The string of attacks on oil tankers in the Gulf of Oman serve as a chilling reminder of how vulnerable commercial vessels are when set upon by aggressors in fast-moving craft that are hard to spot.
Two tankers were damaged on 13 June as a result of explosions, following four similar attacks in the early hours of 12 May.
Alarming footage appears to show the crew of what the US military says is an Iranian patrol boat removing a limpet mine from the hull of the Kokuka Courageous, the discovery of which had apparently caused the tanker’s crew to abandon ship.
Meanwhile, China’s government has warned shipping companies to implement heightened security measures aboard vessels passing through the Strait of Malacca.
Fending off small, agile craft carrying armed attackers – whether they be saboteurs or pirates – is a daunting prospect for the crews of large ships that might only be equipped with fairly limited countermeasures.
But if a targeted vessel has a means of identifying threats when they are still some distance away then they have a chance to mount a well-planned response.
According to counter-piracy guidance published by the International Maritime Organization (IMO), one of the fundamental elements of a plan to avoid being attacked by pirates is increasing vigilance so as not to be surprised.
“A proper, visible lookout is the most effective method of ship protection,” advises the IMO, which is the United Nations agency responsible for the security of shipping.
“It can help identify a suspicious approach or attack early on, allows defences to be deployed and can serve as an effective deterrent to would-be attackers.”
The importance of enhancing situational awareness cannot be overstated.
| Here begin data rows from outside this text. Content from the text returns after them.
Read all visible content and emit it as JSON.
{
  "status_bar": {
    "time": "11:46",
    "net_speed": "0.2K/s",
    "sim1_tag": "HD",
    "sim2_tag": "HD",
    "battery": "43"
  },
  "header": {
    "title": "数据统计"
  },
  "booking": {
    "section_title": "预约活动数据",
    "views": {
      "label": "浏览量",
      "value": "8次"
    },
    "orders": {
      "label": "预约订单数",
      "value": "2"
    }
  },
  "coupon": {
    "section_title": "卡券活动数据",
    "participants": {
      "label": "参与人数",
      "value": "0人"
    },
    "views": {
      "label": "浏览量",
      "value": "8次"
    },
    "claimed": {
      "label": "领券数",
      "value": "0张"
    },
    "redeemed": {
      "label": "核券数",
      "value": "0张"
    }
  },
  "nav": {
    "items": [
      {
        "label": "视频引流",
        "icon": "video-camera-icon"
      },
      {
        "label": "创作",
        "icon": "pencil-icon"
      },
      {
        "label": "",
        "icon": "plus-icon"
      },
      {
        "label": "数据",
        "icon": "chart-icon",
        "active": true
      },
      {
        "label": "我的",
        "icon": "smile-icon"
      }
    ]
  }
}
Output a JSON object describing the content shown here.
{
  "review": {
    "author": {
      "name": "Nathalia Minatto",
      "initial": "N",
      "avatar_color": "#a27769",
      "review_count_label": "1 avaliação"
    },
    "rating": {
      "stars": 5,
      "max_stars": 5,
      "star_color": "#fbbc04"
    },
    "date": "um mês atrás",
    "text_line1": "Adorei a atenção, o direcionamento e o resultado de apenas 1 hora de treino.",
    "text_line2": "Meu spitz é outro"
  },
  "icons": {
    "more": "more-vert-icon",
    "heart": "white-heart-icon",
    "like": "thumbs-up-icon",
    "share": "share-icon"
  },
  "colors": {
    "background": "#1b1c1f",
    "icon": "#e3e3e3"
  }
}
However, while a human lookout may well act as something of a deterrent, only an automated maritime search system can reliably and cost-effectively detect the sorts of small craft that might pose a serious threat to commercial vessels, every minute of every hour.
In fact, it is not just shipping companies that should consider introducing this kind of high-tech solution to better protect their crews, as well as their precious cargo.
Pirates have been known to attack naval forces, mistakenly or otherwise.
For instance, when operating west of the Seychelles in 2010, the US Navy frigate USS Nicholas captured a group of Somali pirates after being fired upon in an attack launched from a skiff.
The threat of terrorists targeting naval vessels remains a cause for concern, almost 20 years after the small-boat suicide attack on the USS Cole in Yemen.
Navies also need to determine how best to counter the emerging threat posed by unmanned surface vehicles (USVs).
In what is believed to be the first such attack, a remote-controlled boat laden with explosives was used to target a Saudi frigate in 2017 with deadly effect.
Small-boat attacks are also launched using many more than just one or two craft. An adversary can assault a large naval vessel by adopting swarm attack tactics in an effort to overwhelm its defences.
So how do you consistently detect potentially hostile small craft, including wooden or fibreglass boats that would be difficult to find using conventional search methods?
Developed by Australian company Sentient Vision Systems, ViDAR (Visual Detection and Ranging) is a wide-area optical search system that autonomously detects objects on the surface of the ocean in real time.
This cutting-edge technology provides operators with a persistent maritime threat detection capability, day and night.
ViDAR has been put through real-world evaluations that resulted in automatic detection of a fast attack craft (FAC) at a range of 17 nautical miles and jet skis at 5 NM, when fitted to an unmanned aerial vehicle (UAV).
ViDAR could be mounted directly on a vessel, providing a warship with an added layer of protection against asymmetric threats or acting as a vital early-warning system for commercial vessels passing through high-risk areas.
Alternatively, this operationally proven system could be carried by a shipborne UAV or helicopter, offering enhanced perimeter protection.
ViDAR can be easily and seamlessly integrated with a vessel’s existing surveillance technology, and features an intuitive interface meaning no special training or experience is required to operate it.
“ViDAR is the world’s first optical radar, providing operators with a powerful search capability that automatically identifies threats in the maritime domain,” says Damien Tyrrell, director of business development for the Indo-Pacific at Sentient.
“Small, fast boats – which are hard to detect when relying on traditional radar – pose a risk to merchant and navy ships alike, particularly if they attack in a swarm. But when equipped with ViDAR, vessels are alerted to their presence well in advance; crucially, this warning gives crews time to react.”
As they reassess their preparedness, vessel operators should consider harnessing the power of artificial intelligence (AI)-enabled automation to enhance their surveillance capabilities, to keep their crews and ships safe.